"We'll let you know in three or four weeks if it's successful," he said at the White House.
On Tuesday, Trump told reporters the trade war with China was a "little squabble" that could be resolved if China is willing to negotiate.
"We are, again, in a very, very strong position. They want to make a deal. It could absolutely happen," he said. "We have a very good dialogue. We have a dialogue going. It will always continue."
Yet there are few officials who believe that timeline is certain, at least before it's known where talks will head once negotiators get back to the table.
Later Tuesday, Trump touted US economic growth at a newly opened liquid natural gas export facility in Louisiana. China had been on track to become the largest importer of US LNG, but among the retaliatory tariffs announced by Beijing on Monday was an increase to 25% on the US energy product -- leading to concerns of a slowdown in demand.
Trump didn't mention the trade disputes explicitly during his address, which diverged from the planned topics and into a riff hammering the field of Democrats vying to replace him.
Instead, he cast the issue of energy independence as one of national pride and said the US would no longer be disadvantaged by other countries.
"We don't need to be ripped off by the rest of the world because those days are over," he said.
A US trade delegation is expected to travel to Beijing in the coming weeks, but few details about the trip are known. Officials expect it to be at least another week at minimum before the delegation, led by Treasury Secretary Steven Mnuchin and US Trade Representative Robert Lighthizer, travel to China. Once there, it's not clear where the talks will pick up -- and whether the two sides must start again from scratch or whether there's a structure of a deal they can build upon.
For a deal to be reached, either the Chinese will need to agree to change certain laws related to their economic practices, or the US will need to back off its demands for those reforms. While there are other matters under dispute -- including how the deal will be released to the public -- the legal changes are at the heart of the current impasse.
Trump, who on Monday closely monitored equity markets driven lower by trade fears, spent Tuesday morning tweeting encouragement to farmers and others who will be harmed by new Chinese retaliatory tariffs.
A Republican lawmaker who speaks with the White House about agricultural issues said the White House has not provided clarity on how it plans to pay for the $15 billion in aid to the farmers that Trump recently touted.
"$15 billion sounds good but where is it coming from? He hasn't asked Congress," the lawmaker said. "Agriculture is collateral damage in this deal."
Farmers, this lawmaker said, "are starting to freak out a little bit."
Another person close to the White House said Trump and his team are struggling to find a path forward.
"Things could spiral out of control for a while before we have a breakthrough," the person said.

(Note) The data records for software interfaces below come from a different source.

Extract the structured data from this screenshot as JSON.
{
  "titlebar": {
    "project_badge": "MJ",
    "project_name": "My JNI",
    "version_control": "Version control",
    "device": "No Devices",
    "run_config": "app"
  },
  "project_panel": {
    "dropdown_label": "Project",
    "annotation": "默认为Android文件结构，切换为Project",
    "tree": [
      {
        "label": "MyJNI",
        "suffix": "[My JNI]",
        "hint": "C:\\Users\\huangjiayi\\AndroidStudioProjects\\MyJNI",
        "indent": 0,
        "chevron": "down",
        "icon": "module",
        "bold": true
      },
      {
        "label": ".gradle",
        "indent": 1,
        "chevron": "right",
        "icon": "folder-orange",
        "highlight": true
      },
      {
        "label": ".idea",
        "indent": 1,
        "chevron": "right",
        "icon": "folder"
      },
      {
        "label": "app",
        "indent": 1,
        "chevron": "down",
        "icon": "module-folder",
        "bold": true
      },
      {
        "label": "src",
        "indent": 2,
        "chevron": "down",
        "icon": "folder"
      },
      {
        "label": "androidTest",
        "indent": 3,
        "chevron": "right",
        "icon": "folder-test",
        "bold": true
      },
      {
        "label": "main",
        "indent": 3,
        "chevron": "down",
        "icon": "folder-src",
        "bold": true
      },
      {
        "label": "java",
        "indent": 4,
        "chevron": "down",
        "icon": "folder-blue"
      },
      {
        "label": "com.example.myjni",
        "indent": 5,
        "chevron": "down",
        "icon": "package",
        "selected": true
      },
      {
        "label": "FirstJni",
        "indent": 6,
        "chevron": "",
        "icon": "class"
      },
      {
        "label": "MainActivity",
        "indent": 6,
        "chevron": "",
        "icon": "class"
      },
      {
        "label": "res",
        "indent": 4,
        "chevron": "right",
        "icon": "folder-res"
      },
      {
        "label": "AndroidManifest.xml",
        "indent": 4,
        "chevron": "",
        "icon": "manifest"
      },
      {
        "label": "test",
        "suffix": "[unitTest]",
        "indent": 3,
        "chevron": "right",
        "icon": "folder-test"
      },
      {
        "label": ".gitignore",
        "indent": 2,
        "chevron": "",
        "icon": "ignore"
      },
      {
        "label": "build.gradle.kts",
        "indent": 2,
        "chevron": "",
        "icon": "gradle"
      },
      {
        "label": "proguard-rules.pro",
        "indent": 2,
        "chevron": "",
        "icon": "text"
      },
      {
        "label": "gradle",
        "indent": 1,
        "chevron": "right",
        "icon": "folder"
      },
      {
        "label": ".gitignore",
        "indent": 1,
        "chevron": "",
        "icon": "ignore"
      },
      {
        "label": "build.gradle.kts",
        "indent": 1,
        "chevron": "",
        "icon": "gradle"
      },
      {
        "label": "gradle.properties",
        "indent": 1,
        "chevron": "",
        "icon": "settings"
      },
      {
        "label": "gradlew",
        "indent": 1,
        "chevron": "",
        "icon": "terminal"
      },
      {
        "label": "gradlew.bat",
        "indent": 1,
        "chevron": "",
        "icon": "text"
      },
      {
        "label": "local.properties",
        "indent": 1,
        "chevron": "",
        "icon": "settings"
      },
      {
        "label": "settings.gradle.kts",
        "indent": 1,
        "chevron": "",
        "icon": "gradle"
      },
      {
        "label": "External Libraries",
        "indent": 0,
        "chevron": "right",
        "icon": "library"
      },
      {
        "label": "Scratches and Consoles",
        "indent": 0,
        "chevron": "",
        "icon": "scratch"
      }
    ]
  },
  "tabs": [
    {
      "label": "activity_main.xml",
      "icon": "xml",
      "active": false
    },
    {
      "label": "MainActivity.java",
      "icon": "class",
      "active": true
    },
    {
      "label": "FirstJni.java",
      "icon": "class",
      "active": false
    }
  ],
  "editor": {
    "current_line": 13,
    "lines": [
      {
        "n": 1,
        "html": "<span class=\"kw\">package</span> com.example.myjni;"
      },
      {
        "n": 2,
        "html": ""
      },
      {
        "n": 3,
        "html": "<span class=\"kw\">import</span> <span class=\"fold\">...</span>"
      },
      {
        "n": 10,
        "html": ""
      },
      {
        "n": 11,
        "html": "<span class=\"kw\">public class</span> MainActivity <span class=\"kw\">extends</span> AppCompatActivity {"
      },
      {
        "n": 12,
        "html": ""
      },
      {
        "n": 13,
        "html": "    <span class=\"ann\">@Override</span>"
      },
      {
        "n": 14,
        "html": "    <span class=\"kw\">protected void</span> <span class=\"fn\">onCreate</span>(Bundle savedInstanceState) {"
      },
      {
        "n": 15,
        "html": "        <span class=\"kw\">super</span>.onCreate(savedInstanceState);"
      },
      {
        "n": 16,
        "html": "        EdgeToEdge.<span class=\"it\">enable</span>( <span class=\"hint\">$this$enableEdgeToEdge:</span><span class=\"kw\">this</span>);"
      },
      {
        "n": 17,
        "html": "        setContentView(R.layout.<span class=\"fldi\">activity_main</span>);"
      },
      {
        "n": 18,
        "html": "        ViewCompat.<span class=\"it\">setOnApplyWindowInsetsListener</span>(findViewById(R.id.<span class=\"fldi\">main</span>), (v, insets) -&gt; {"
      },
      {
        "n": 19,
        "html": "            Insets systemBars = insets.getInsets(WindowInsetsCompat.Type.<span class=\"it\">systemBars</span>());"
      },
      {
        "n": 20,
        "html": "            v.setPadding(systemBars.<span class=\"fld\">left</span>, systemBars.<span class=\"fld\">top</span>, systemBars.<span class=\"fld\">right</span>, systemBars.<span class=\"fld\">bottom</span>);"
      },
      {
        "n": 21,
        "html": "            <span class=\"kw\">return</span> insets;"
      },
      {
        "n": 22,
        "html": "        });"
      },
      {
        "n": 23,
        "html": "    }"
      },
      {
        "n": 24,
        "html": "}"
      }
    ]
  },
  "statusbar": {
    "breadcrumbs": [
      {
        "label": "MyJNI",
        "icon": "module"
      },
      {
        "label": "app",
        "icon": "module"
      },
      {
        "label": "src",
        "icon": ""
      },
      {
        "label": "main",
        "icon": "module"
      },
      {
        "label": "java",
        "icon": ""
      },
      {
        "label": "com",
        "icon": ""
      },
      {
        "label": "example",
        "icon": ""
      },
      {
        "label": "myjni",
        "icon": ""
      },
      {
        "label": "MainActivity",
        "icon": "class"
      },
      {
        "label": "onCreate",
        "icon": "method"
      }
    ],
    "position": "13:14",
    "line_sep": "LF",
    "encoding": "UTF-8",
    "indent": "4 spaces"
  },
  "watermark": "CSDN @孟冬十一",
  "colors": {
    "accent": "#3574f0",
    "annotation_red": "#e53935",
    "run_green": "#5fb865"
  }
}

A China deal has appeared within grasp at least twice before this latest breakdown, only to fall apart. In those instances, it took months before negotiations began again, though markets eventually stabilized in that span.

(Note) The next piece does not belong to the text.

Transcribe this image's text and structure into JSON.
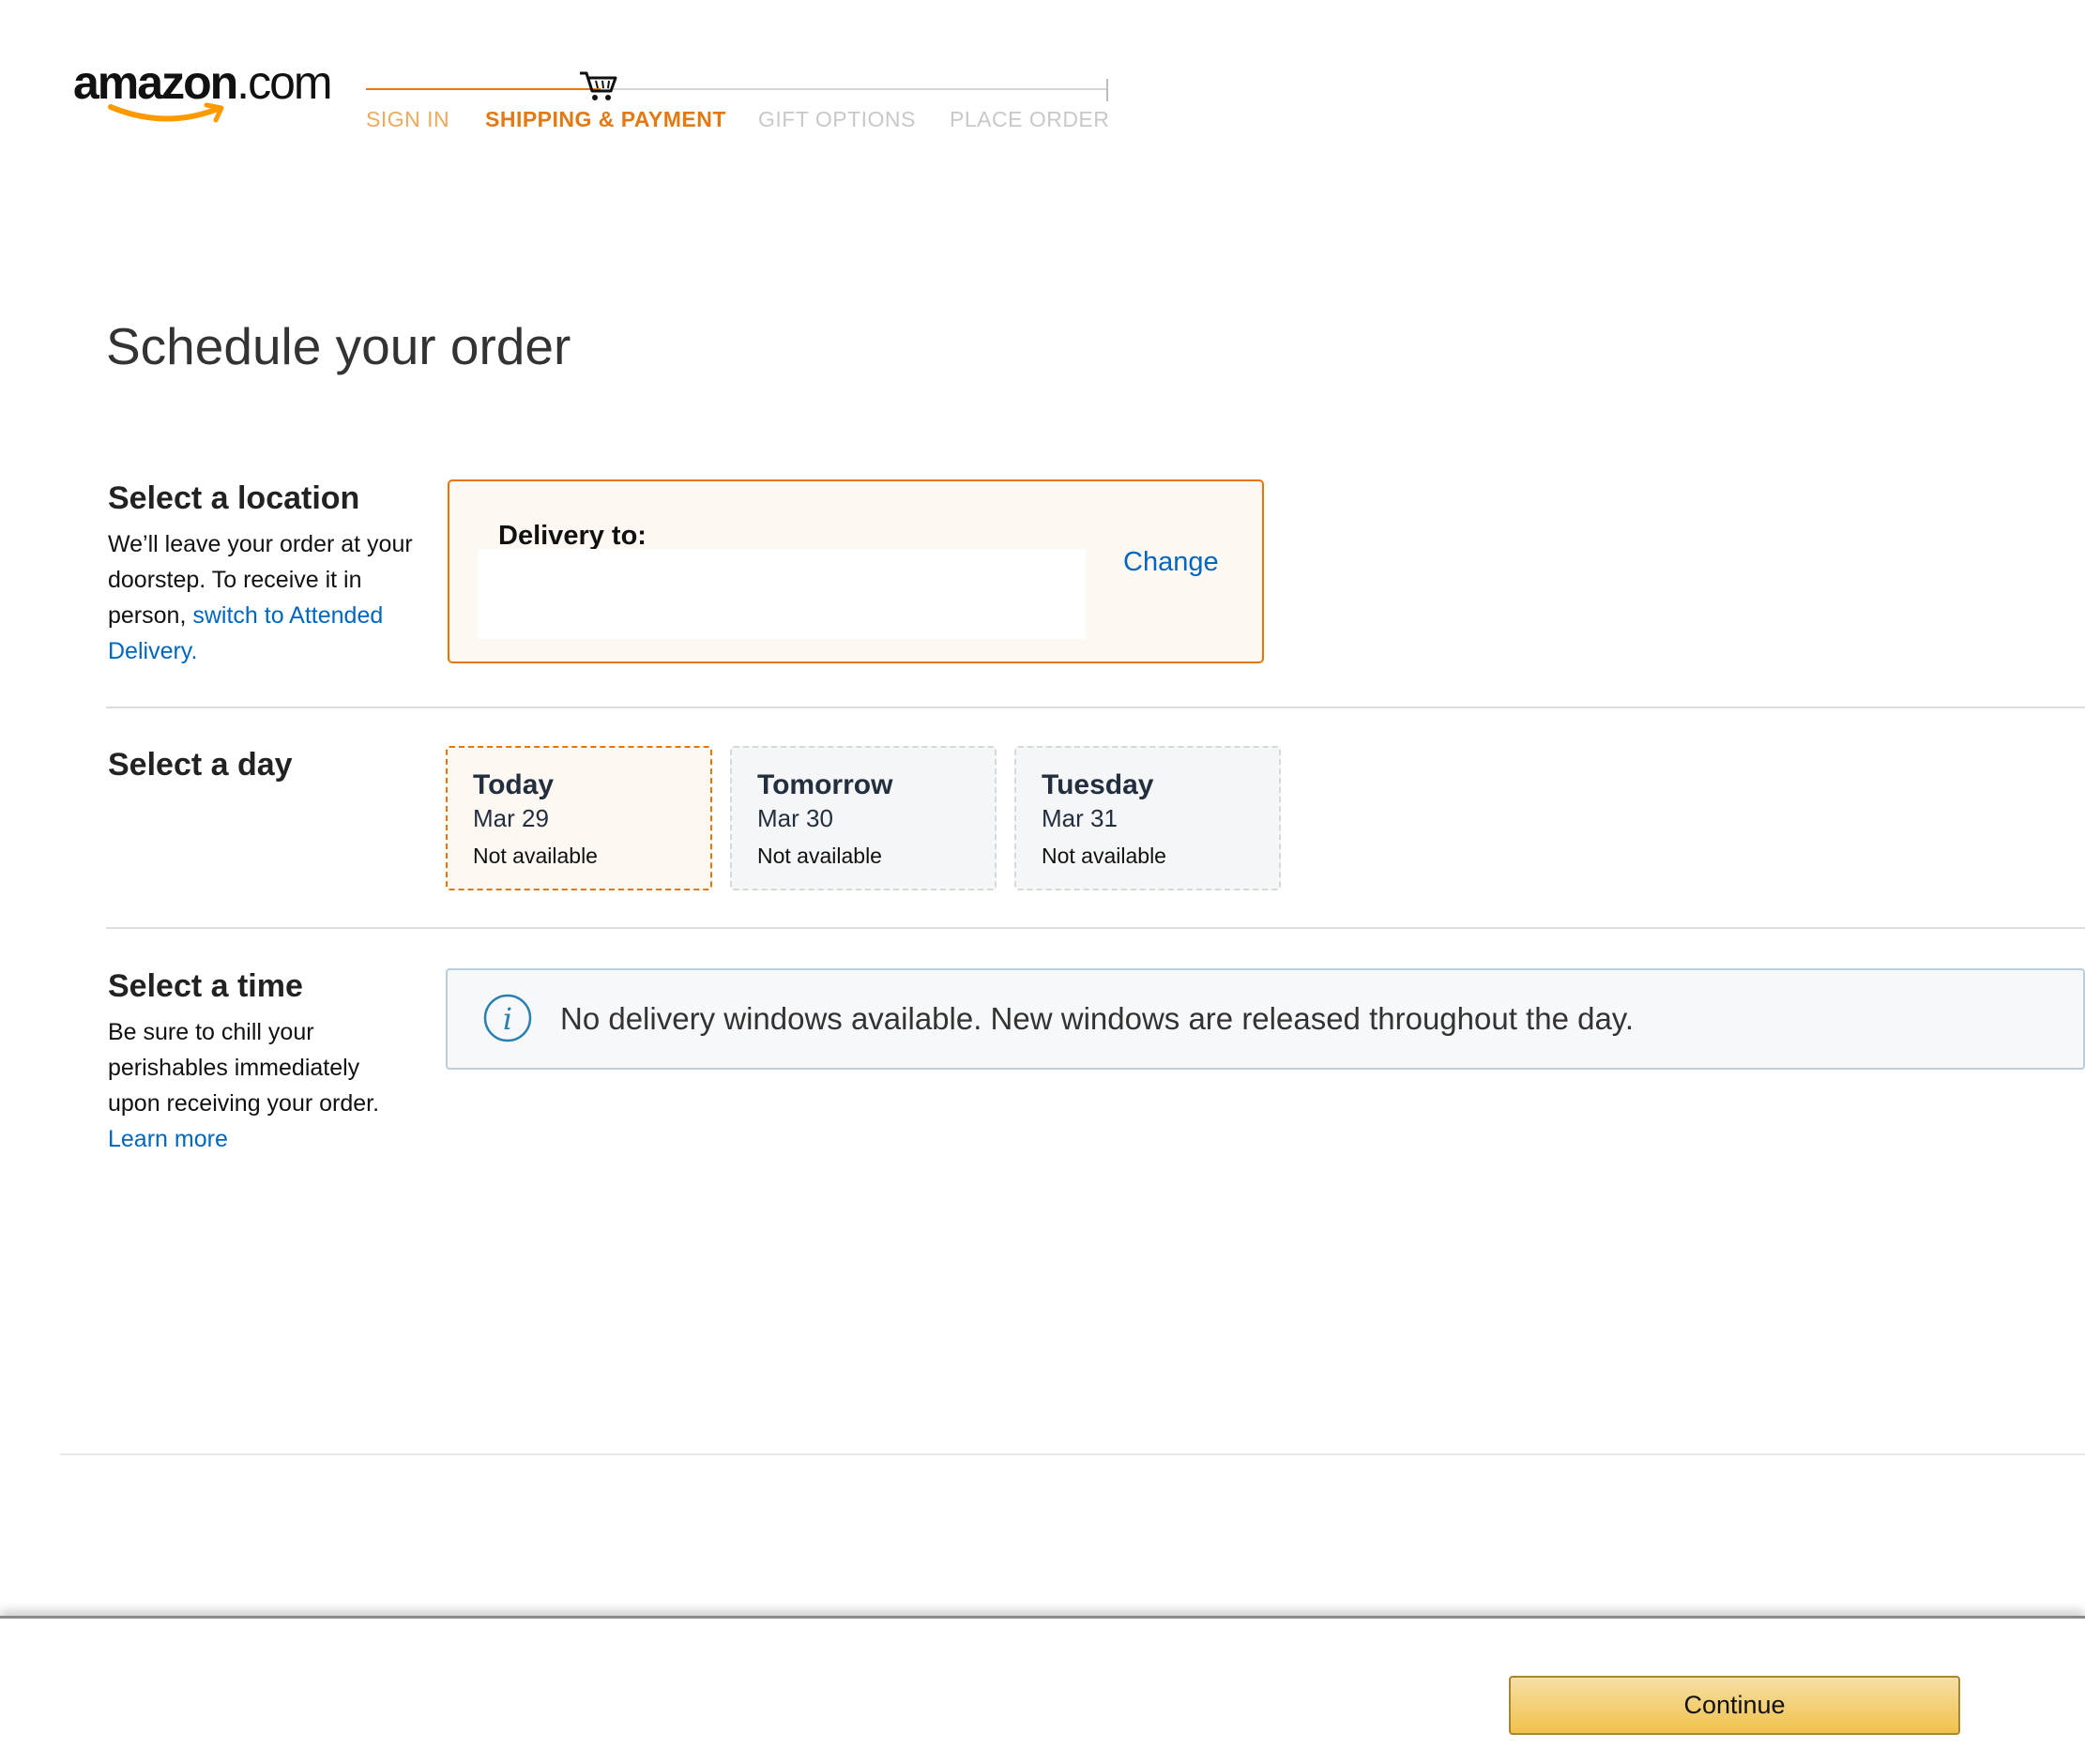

Trump plans to meet Chinese President Xi Jinping at the end of June at a G20 meeting in Japan, and no deal can be resolved until the two men at least speak, officials said. Both sides have long said that the negotiating teams can only go so far, and in the end it will come down the principals themselves.

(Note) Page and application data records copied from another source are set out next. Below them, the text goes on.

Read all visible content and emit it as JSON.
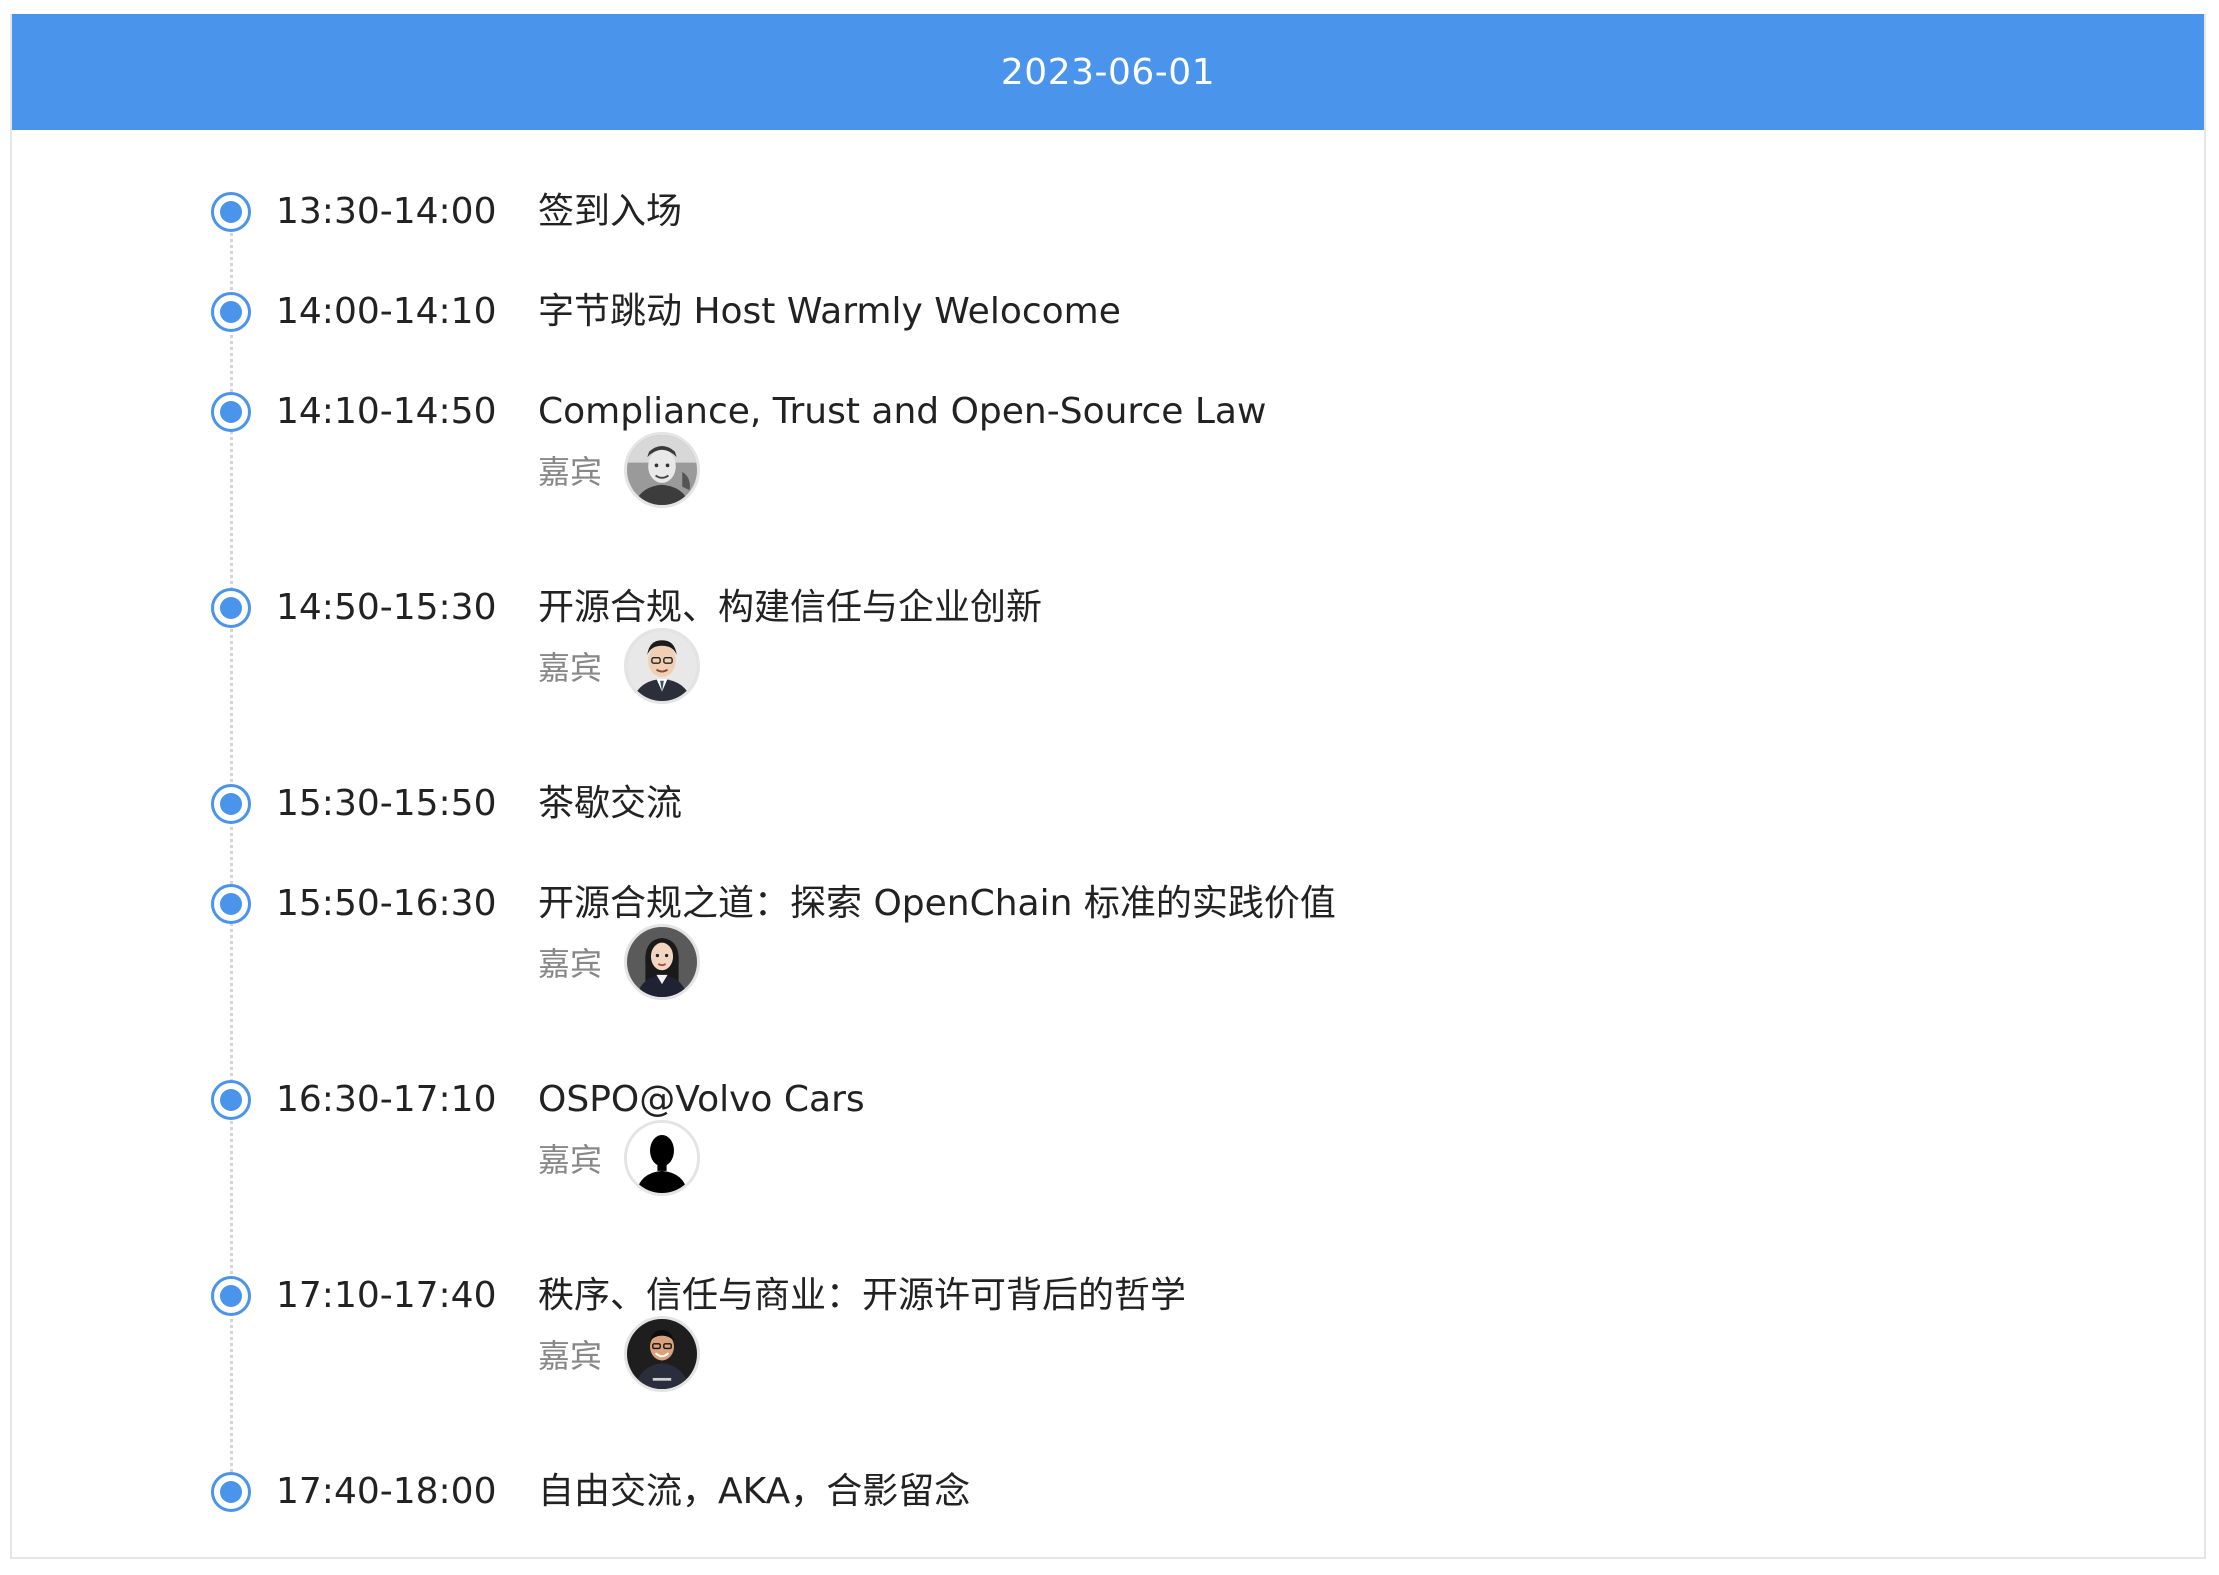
{
  "header": {
    "date": "2023-06-01"
  },
  "colors": {
    "accent": "#4a94ec",
    "text": "#222222",
    "muted": "#888888"
  },
  "schedule": [
    {
      "time": "13:30-14:00",
      "title": "签到入场"
    },
    {
      "time": "14:00-14:10",
      "title": "字节跳动 Host Warmly Welocome"
    },
    {
      "time": "14:10-14:50",
      "title": "Compliance, Trust and Open-Source Law",
      "speaker_label": "嘉宾",
      "avatar": "avatar-1"
    },
    {
      "time": "14:50-15:30",
      "title": "开源合规、构建信任与企业创新",
      "speaker_label": "嘉宾",
      "avatar": "avatar-2"
    },
    {
      "time": "15:30-15:50",
      "title": "茶歇交流"
    },
    {
      "time": "15:50-16:30",
      "title": "开源合规之道：探索 OpenChain 标准的实践价值",
      "speaker_label": "嘉宾",
      "avatar": "avatar-3"
    },
    {
      "time": "16:30-17:10",
      "title": "OSPO@Volvo Cars",
      "speaker_label": "嘉宾",
      "avatar": "silhouette-avatar"
    },
    {
      "time": "17:10-17:40",
      "title": "秩序、信任与商业：开源许可背后的哲学",
      "speaker_label": "嘉宾",
      "avatar": "avatar-5"
    },
    {
      "time": "17:40-18:00",
      "title": "自由交流，AKA，合影留念"
    }
  ]
}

The leaders are also expected at some point to speak by phone, but that call has not been scheduled, the officials added.
While the US negotiation team has been divided between pro-trade officials such as Mnuchin and more hawkish voices, including Lighthizer and trade adviser Peter Navarro, officials familiar with the matter say China's delegation has experienced its own rifts.
Some Chinese officials were worried that Liu, the lead negotiator, was conceding too much when it came to reforming Chinese law. By the time talks broke down, disputes over changing Chinese law had halted negotiations -- fueled in part by China's hesitation to appear like they're giving away too much.
CNN's Pamela Brown and Allie Malloy contributed to this report.